# Work order:
Among the lines below, which ones contain the word "partitions"? Copy every such line.

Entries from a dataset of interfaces
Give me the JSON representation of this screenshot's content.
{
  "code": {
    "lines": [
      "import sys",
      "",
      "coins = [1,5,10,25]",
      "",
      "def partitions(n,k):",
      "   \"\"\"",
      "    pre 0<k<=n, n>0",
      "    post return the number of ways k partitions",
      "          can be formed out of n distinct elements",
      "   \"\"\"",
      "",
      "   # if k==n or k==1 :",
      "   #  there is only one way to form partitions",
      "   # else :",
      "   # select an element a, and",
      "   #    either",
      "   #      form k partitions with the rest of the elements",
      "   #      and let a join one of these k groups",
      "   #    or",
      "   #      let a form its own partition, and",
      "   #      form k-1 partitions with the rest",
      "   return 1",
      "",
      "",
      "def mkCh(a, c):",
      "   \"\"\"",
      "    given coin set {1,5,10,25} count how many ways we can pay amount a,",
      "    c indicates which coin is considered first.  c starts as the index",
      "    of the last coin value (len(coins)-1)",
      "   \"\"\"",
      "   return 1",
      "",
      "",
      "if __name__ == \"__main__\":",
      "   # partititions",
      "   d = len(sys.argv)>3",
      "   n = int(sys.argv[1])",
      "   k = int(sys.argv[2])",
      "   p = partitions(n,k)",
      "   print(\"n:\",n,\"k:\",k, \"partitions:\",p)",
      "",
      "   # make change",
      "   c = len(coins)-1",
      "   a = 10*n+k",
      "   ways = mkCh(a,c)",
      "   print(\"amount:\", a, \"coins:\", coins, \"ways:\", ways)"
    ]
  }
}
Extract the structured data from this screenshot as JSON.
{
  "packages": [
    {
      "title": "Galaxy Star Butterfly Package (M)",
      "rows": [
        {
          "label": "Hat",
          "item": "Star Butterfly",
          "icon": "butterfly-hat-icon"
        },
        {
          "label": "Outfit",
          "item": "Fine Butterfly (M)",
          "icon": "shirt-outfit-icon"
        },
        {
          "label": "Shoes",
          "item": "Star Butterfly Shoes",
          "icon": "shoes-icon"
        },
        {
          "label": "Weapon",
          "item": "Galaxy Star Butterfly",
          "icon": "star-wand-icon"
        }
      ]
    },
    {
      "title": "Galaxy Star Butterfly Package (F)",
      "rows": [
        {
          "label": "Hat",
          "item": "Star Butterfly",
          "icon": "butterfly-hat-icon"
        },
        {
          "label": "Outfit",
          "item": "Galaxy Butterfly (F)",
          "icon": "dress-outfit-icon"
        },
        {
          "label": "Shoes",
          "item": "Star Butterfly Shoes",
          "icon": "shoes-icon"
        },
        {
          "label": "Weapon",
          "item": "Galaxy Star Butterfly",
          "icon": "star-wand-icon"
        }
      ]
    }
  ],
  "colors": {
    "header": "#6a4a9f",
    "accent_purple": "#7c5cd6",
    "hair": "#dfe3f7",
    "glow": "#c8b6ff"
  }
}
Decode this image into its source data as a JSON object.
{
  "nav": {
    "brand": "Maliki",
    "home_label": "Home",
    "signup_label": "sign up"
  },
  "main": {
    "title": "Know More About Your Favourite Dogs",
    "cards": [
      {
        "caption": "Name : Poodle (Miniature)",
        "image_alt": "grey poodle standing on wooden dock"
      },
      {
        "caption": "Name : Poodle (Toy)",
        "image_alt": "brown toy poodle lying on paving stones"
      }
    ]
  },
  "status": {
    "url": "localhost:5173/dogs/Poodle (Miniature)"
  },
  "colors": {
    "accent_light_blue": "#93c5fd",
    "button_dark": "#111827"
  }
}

# Written solution:
      "def partitions(n,k):",
      "    post return the number of ways k partitions",
      "   #  there is only one way to form partitions",
      "   #      form k partitions with the rest of the elements",
      "   #      form k-1 partitions with the rest",
      "   p = partitions(n,k)",
      "   print(\"n:\",n,\"k:\",k, \"partitions:\",p)",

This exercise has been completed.